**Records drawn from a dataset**
--- START ---
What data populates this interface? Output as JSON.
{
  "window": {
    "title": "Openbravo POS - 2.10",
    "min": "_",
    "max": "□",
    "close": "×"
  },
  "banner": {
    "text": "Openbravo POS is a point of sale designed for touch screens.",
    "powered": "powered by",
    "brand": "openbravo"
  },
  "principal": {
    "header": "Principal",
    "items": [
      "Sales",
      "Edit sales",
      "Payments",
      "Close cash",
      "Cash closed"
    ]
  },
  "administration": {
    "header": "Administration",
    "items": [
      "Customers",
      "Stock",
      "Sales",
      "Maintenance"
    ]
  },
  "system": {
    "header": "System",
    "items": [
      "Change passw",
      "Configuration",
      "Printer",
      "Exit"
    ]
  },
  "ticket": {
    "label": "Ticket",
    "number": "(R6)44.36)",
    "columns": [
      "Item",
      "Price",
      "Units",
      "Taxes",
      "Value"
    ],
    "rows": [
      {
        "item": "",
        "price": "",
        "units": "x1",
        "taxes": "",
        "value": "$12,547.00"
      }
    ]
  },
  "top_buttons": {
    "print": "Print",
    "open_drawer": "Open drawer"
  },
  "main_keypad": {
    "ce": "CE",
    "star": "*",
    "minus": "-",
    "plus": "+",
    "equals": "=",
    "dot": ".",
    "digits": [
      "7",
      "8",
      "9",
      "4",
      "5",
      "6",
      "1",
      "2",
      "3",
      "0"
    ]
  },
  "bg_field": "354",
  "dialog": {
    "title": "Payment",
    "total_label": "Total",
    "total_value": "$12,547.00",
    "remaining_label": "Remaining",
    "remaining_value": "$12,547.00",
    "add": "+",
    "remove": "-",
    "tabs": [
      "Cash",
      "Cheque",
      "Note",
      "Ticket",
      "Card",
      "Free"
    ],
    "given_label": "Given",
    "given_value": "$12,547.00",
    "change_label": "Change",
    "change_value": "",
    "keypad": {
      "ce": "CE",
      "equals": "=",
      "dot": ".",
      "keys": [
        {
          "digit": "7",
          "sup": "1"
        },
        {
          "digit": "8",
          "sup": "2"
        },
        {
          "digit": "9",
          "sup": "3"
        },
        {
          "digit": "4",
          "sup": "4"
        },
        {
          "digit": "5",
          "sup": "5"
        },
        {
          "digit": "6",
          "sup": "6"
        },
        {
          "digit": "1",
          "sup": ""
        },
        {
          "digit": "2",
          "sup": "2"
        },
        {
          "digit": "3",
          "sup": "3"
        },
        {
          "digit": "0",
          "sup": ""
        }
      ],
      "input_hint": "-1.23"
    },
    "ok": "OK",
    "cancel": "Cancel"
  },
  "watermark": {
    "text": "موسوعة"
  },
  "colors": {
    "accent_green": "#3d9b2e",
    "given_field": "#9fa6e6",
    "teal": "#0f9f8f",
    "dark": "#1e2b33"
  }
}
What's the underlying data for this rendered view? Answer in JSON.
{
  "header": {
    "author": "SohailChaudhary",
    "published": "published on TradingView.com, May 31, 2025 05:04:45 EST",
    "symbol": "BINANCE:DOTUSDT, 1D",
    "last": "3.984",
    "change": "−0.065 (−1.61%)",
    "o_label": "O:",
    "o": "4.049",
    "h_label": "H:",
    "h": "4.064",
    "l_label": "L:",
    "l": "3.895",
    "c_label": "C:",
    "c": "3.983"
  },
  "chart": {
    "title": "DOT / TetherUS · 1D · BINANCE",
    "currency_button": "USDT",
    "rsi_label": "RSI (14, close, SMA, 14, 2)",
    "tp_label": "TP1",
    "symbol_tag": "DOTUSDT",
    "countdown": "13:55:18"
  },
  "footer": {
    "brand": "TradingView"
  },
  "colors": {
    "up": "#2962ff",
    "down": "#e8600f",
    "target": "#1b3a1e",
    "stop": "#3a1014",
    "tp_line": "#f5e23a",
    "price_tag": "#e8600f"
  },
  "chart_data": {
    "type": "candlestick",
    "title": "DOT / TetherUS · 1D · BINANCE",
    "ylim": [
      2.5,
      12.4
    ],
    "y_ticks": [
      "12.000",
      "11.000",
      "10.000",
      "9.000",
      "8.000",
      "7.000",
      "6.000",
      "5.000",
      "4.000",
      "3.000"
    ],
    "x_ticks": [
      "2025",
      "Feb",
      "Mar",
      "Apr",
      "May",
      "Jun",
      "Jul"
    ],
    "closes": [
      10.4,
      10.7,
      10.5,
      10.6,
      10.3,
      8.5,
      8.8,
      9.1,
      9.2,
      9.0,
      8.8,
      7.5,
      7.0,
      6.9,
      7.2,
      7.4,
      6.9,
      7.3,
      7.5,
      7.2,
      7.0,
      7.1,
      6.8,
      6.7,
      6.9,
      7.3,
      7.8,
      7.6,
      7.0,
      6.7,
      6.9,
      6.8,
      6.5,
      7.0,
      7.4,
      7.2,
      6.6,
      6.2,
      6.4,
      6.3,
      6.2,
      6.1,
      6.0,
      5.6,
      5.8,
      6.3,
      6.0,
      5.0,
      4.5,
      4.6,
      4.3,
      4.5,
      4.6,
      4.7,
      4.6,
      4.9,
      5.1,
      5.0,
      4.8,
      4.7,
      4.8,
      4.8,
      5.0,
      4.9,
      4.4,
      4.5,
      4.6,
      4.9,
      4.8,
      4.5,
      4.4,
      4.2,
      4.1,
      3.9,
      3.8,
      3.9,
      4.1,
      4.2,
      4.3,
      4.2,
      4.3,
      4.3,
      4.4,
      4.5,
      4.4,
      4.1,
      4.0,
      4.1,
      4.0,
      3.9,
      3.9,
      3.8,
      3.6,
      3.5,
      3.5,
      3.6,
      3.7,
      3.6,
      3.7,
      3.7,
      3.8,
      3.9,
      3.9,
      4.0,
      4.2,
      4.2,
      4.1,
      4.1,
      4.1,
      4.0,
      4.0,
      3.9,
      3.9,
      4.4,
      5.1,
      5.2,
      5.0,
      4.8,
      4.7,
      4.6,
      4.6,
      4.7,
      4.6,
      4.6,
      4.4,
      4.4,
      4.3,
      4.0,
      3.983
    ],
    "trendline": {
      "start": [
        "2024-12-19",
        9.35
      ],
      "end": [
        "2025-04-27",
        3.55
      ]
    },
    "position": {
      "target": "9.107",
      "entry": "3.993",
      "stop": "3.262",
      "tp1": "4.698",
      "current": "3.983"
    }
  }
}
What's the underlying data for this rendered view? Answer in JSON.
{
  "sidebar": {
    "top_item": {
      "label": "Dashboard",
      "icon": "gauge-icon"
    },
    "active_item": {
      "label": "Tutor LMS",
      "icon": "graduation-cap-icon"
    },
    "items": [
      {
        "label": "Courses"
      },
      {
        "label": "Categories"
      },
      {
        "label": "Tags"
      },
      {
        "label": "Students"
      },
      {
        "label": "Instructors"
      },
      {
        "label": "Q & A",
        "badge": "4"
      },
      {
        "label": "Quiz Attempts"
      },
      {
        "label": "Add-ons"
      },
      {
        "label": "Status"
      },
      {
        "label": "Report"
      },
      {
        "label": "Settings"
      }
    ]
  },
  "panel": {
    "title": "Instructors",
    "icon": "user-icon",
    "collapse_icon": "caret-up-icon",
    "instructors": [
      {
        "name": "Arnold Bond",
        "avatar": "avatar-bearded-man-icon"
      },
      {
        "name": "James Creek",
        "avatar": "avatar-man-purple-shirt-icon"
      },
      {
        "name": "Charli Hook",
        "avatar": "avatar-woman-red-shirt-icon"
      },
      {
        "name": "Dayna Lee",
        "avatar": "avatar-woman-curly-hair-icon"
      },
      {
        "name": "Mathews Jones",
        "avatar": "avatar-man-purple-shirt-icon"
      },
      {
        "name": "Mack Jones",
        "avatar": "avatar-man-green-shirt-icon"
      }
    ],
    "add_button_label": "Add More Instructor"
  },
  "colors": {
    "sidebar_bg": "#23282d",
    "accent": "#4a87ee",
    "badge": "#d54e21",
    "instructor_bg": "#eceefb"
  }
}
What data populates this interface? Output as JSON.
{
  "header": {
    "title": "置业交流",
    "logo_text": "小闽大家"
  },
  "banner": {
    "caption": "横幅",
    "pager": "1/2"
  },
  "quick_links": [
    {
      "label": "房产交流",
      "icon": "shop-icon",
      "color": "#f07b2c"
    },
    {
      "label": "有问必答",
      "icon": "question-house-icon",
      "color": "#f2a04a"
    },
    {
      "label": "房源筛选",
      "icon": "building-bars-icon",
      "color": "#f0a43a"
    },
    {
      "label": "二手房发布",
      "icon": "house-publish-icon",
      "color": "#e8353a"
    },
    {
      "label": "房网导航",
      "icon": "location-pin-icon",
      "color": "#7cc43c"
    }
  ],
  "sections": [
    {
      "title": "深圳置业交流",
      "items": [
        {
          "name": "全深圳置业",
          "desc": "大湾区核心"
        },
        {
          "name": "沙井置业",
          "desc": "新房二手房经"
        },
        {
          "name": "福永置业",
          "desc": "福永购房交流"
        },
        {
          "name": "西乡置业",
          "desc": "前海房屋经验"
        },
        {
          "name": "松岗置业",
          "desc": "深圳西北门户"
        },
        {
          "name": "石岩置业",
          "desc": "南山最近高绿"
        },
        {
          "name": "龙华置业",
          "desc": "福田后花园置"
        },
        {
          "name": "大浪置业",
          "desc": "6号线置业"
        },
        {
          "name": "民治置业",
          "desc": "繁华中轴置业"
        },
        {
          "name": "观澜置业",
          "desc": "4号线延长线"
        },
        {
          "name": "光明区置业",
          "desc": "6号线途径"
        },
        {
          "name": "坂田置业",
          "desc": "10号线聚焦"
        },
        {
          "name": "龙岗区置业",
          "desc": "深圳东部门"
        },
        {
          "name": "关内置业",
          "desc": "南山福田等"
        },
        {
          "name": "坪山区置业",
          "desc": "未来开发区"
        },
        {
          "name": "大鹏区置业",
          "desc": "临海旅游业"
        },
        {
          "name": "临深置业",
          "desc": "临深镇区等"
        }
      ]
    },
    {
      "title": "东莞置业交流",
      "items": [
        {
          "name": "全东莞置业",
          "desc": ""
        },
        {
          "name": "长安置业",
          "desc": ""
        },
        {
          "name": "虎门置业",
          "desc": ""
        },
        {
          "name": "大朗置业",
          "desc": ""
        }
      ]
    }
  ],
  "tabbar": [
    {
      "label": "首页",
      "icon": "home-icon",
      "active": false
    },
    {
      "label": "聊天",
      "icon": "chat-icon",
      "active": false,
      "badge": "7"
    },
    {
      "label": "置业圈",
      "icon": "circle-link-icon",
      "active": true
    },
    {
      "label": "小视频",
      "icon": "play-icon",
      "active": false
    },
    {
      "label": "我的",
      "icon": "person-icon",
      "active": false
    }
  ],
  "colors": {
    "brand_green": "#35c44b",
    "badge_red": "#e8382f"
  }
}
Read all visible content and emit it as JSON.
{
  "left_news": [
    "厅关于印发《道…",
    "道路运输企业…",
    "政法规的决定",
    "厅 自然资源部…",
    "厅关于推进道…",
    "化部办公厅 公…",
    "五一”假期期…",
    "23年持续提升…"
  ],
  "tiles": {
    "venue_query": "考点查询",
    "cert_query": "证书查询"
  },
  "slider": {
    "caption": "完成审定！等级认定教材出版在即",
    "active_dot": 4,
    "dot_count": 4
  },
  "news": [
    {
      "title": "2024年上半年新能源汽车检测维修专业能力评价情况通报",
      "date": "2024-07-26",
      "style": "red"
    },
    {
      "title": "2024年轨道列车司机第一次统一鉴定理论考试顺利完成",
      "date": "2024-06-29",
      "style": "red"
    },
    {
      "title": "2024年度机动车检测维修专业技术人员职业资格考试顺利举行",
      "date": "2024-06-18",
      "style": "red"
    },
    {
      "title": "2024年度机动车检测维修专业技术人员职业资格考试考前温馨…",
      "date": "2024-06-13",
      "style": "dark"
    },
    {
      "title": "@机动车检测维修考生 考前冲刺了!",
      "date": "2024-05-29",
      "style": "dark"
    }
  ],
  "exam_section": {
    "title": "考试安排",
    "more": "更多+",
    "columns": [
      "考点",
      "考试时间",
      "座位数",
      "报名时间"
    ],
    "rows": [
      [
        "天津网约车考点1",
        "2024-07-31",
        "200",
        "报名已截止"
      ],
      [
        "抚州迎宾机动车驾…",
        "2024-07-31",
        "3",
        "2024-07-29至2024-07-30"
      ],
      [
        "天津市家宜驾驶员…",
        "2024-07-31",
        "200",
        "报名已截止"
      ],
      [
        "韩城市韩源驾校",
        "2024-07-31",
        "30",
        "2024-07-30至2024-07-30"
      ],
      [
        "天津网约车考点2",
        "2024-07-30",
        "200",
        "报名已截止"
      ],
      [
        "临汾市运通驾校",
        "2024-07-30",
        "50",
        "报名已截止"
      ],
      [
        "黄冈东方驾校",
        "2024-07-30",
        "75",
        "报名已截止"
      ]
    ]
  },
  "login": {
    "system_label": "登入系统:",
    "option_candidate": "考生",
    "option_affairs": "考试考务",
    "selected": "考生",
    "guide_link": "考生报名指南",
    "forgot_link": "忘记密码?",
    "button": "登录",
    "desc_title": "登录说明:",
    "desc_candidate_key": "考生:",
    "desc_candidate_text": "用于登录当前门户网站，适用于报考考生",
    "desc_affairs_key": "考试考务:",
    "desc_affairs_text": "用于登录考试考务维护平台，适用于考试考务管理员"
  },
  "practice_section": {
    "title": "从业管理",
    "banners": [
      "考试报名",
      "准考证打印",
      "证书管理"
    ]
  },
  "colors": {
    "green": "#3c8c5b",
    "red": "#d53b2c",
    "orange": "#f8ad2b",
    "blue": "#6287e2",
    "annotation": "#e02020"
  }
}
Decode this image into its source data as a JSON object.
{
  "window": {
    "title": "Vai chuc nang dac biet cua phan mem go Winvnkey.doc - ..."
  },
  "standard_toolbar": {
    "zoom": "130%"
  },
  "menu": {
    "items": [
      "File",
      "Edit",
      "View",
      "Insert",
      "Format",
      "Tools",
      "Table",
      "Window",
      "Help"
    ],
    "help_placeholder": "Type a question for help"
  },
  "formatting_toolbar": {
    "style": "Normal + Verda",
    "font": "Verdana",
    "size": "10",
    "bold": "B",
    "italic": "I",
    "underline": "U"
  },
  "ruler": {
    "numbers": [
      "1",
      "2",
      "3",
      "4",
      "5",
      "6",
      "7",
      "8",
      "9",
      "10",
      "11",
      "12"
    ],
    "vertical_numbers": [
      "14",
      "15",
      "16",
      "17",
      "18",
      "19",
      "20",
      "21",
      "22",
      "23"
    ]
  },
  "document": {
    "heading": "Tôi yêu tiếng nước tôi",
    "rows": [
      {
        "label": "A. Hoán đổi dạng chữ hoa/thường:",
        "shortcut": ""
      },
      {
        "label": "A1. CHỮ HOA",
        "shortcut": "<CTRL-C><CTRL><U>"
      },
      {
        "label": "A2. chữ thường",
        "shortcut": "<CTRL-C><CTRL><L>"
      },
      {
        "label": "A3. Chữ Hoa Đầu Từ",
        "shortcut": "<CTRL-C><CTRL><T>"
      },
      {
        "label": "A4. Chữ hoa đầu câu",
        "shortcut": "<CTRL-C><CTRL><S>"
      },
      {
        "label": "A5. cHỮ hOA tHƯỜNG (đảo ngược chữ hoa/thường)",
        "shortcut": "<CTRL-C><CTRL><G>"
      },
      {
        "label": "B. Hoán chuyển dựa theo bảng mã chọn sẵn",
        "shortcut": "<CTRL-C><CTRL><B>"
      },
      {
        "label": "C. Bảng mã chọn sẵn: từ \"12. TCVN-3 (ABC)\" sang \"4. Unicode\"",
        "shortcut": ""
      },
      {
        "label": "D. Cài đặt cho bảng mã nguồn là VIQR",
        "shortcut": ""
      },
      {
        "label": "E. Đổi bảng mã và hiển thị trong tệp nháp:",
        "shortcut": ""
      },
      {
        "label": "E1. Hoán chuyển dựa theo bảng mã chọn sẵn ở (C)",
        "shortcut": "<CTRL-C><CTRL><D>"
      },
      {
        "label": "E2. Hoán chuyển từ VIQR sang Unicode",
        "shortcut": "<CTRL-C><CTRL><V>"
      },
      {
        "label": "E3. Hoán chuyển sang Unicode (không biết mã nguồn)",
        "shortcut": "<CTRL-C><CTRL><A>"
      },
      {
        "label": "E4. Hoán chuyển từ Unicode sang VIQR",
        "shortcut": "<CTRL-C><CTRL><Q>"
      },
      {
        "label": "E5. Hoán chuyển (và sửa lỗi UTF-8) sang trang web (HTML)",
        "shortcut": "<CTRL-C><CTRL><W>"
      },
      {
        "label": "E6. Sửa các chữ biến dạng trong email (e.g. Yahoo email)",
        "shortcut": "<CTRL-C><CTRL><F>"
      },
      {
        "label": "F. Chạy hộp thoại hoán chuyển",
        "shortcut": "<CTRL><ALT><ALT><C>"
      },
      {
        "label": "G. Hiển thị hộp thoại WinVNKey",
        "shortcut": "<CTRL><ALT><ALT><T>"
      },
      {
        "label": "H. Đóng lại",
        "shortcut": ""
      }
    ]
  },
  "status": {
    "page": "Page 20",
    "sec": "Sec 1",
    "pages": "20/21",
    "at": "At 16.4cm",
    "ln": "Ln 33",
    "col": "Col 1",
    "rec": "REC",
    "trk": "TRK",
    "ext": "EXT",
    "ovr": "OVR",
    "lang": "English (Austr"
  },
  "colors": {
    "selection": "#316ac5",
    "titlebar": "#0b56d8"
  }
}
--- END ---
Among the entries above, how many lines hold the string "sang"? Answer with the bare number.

**Written answer**
5